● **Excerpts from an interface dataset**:
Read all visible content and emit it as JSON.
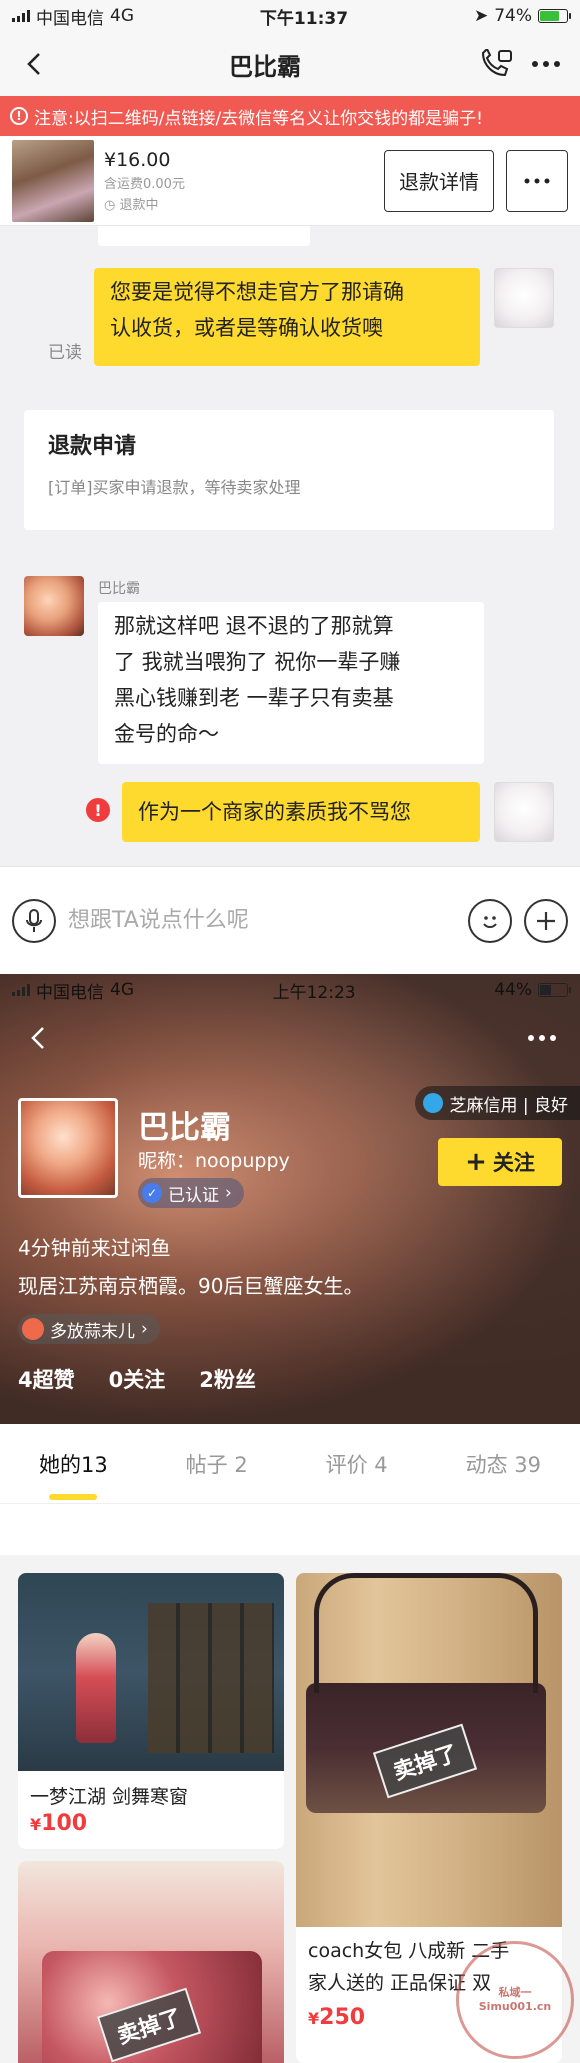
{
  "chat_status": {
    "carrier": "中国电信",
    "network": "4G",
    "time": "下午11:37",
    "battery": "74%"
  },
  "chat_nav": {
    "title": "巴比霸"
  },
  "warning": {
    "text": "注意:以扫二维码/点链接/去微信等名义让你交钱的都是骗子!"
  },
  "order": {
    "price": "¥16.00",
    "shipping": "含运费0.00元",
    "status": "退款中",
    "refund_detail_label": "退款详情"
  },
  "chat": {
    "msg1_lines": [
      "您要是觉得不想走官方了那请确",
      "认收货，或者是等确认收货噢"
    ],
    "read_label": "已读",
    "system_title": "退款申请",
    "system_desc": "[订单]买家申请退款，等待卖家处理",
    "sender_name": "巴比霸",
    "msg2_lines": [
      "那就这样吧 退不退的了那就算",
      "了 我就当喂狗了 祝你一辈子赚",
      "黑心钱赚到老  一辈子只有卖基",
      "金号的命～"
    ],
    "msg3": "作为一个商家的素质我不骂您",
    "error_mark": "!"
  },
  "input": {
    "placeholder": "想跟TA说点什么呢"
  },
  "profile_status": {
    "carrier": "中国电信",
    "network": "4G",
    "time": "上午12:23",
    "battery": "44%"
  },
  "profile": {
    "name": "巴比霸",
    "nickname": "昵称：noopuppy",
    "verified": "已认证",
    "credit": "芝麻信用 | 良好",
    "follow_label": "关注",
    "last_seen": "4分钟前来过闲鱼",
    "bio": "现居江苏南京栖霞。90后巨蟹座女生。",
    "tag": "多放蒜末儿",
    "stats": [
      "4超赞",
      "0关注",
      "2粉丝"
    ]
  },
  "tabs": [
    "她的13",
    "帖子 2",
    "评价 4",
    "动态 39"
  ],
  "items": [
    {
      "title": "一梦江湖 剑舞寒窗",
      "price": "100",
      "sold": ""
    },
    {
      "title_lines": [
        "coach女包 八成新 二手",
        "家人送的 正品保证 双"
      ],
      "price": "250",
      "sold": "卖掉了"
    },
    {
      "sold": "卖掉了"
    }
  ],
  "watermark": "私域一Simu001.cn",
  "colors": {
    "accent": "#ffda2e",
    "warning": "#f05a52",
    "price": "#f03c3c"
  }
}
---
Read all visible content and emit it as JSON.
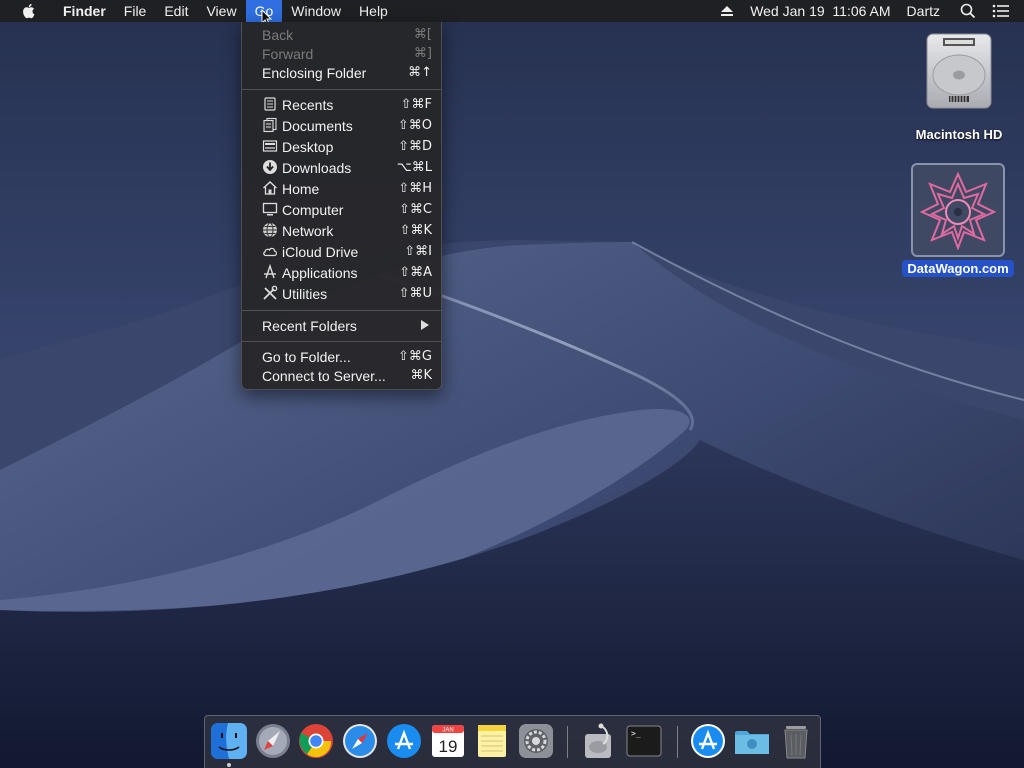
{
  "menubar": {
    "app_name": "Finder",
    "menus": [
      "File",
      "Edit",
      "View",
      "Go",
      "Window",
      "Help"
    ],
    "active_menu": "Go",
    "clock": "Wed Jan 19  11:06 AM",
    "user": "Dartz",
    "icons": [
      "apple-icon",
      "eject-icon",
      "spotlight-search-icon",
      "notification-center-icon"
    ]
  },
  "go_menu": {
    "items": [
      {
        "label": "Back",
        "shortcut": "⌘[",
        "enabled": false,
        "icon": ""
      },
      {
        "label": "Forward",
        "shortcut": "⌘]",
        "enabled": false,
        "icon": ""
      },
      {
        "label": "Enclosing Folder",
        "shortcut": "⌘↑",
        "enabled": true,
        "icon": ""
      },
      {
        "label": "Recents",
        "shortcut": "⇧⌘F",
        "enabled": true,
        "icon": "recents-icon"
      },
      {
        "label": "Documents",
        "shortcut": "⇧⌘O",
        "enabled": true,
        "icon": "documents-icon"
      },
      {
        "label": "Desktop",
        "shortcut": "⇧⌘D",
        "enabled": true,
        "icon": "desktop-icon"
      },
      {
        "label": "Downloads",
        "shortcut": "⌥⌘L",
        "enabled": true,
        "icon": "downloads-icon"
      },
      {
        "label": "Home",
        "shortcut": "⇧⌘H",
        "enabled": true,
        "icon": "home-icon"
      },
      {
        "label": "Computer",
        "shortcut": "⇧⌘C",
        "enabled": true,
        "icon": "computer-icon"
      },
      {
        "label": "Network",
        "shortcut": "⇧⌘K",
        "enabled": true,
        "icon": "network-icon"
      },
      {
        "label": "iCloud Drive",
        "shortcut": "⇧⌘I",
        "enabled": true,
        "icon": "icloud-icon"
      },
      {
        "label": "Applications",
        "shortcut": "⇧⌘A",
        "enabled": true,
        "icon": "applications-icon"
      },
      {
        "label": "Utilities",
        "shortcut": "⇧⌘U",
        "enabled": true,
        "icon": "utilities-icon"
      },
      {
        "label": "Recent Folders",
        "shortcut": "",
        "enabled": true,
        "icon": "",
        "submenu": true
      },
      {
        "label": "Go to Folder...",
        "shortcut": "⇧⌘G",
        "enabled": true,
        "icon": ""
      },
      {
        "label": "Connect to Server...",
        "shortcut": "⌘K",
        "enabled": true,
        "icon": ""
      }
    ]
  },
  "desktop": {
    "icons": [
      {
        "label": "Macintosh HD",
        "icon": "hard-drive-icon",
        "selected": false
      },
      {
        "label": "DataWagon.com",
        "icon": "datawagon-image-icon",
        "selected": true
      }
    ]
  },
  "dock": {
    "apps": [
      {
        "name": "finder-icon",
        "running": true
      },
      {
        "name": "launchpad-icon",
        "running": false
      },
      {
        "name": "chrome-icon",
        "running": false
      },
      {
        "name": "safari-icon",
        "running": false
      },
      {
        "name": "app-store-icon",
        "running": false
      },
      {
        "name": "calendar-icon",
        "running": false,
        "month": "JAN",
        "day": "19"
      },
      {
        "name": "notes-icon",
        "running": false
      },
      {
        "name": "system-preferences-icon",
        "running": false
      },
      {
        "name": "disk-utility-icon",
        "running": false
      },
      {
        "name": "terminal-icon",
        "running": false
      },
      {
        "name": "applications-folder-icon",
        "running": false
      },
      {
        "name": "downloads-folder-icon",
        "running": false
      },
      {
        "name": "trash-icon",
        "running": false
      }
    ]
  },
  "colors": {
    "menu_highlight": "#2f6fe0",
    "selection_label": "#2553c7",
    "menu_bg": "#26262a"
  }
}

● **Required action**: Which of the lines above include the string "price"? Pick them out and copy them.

● **Reply to the task**:
    "price": "¥16.00",
      "price": "100",
      "price": "250",
    "price": "#f03c3c"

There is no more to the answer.